knock

(nok),
1. Colloquialism for a blow, especially a blow to the head.
2. A sound simulating that of a blow or rap.
Farlex Partner Medical Dictionary © Farlex 2012
References in classic literature ?
Two distinct knocks, sir, will produce the slavey at any time.
And the knock was produced by Mukhorty, who had twice struck the sledge with his hoof.
hech!--haven't I caught 'em, after goodness knows hoo many preleeminary knocks at the door, dining on their husbands' knees, and steemulating a man's appetite by feeding him at the fork's end like a child?
Raddle paused to listen whether the repetition of the taunt had roused her better half; and finding that it had not been successful, proceeded to descend the stairs with sobs innumerable; when there came a loud double knock at the street door; whereupon she burst into an hysterical fit of weeping, accompanied with dismal moans, which was prolonged until the knock had been repeated six times, when, in an uncontrollable burst of mental agony, she threw down all the umbrellas, and disappeared into the back parlour, closing the door after her with an awful crash.
Then he came back, knocked at the door of the house, and called: 'Open the door, dear children, your mother is here and has brought something back with her for each of you.' But the wolf had laid his black paws against the window, and the children saw them and cried: 'We will not open the door, our mother has not black feet like you: you are the wolf!' Then the wolf ran to a baker and said: 'I have hurt my feet, rub some dough over them for me.' And when the baker had rubbed his feet over, he ran to the miller and said:

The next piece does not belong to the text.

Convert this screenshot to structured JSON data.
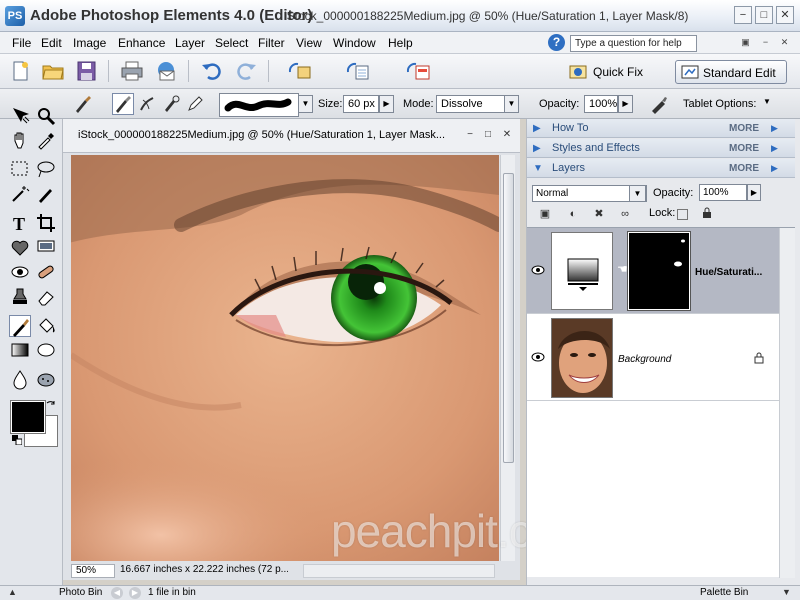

'You would only knock on the floor,' objected Annette.
He knocked again, harder than before, for behind him he heard the steps and the labored breathing of his persecutors.
I saw that one of us must knock under, the drink devil or Jerry Barker, and I said that it should not be Jerry Barker, God helping me; but it was a struggle, and I wanted all the help I could get, for till I tried to break the habit I did not know how strong it was; but then Polly took such pains that I should have good food, and when the craving came on I used to get a cup of coffee, or some peppermint, or read a bit in my book, and that was a help to me; sometimes I had to say over and over to myself,
Old Mr Chester has been here ever since we sent for him, and had not been gone many minutes when you knocked.'
So I started on my hands and knees, because I could go faster that way, and with more confidence, too, and not knock down things.
But in the dead of night two white men came, who were not afraid of all the village people and who knocked seven bells out of the three runaways, tied them like pigs, and tossed them into the whale boat.
The lady soon stopped before a closed door, at which she knocked. It was opened by an old man with a long white beard, to whom the lady held out money without speaking.